2. Never Say You Don’t Know
“I don’t know” may be a completely honest answer, but total honesty isn’t the best policy in this case. Hiring managers know you can’t answer the question in great detail, but they do want to see you have a desire to grow and add value to their organization. If you convey that you plan to simply go with the flow, you’ve basically sunk your ship before you even set sail. Just as you shouldn’t inflexibly aim for a specific destination from which you refuse to change course, you can’t give the impression you are at the mercy of whichever way the wind blows. Such an answer inspires little confidence that you’ll actually be invested in the role if you get it.
3. Don’t Share Your Big Dreams
You may plan to open your own company one day, or you may have your heart set on working in a completely different field. In either case, that makes this particular job just a means to an end.

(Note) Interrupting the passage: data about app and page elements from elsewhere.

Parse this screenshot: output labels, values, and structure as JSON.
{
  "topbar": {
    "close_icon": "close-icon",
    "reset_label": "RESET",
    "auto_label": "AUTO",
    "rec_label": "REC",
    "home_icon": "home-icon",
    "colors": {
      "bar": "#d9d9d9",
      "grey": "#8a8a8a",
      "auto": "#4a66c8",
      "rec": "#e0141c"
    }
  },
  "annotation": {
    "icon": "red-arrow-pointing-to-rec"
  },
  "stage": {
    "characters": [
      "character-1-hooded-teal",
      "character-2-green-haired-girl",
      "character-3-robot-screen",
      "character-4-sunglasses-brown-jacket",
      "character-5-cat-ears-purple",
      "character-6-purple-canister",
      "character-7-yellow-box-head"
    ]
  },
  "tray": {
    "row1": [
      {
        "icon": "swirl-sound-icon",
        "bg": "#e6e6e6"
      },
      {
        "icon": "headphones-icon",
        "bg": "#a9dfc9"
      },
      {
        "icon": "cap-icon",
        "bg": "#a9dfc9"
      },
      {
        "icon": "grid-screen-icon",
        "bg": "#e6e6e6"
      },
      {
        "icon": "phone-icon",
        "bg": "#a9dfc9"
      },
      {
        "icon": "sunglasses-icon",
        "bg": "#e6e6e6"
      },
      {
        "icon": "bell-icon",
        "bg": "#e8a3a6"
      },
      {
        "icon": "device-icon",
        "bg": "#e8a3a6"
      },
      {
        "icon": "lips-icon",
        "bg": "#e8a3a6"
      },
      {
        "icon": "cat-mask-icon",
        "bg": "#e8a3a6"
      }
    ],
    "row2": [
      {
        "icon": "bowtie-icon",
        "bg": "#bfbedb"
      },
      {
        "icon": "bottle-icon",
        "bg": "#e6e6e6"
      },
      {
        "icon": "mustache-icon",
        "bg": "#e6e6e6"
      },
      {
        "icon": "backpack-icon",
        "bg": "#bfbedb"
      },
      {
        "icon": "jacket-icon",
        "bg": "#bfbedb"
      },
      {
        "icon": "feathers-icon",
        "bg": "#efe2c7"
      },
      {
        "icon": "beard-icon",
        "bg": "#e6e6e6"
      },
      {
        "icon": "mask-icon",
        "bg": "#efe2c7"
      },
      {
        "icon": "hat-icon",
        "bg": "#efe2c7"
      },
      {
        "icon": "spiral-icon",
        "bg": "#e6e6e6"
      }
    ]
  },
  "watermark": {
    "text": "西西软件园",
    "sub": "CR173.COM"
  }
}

You may think that sharing big goals like these makes you look like a hard worker, but what it really tells the hiring manager is you have no intention of sticking around for the long haul. Companies make investments in their employees through training and development programs. They don’t want to hire someone who will walk out the door before they’ve gotten a return on that investment.
How to Craft a Great Answer
Now that you know what not to do, here are the three things your answer should convey:
1. Show Interest in the Role
Let the interviewer know you’re excited about this position because it will allow you to utilize your natural skills and talents. Your hiring manager wants to know you are truly interested in the position and not just using it as a stepping stone to another job down the road.
2. Stress Your Ability to Grow
Explain that the role offers you great opportunities to both learn more about the industry and grow within your own career path. Hiring managers are looking for high-potential candidates. You don’t need to know everything before you start the job, but you should express an interest in learning, growing, and developing your skills and expertise through the job. This shows hiring managers you are a candidate capable of growth and offering long-term value.
3. Commit to the Company
Conclude by communicating that you’re looking to refine your expertise in this role and increase your value to the organization along the way. Hiring managers aren’t looking for you to take on the world; they just want to know you are growth-minded, can add long-term value to the company, and have an interest in doing exactly that at their organization, not somewhere else.
A version of this article originally appeared on the Atrium Staffing blog.
Michele Mavi is Atrium Staffing‘s resident career expert.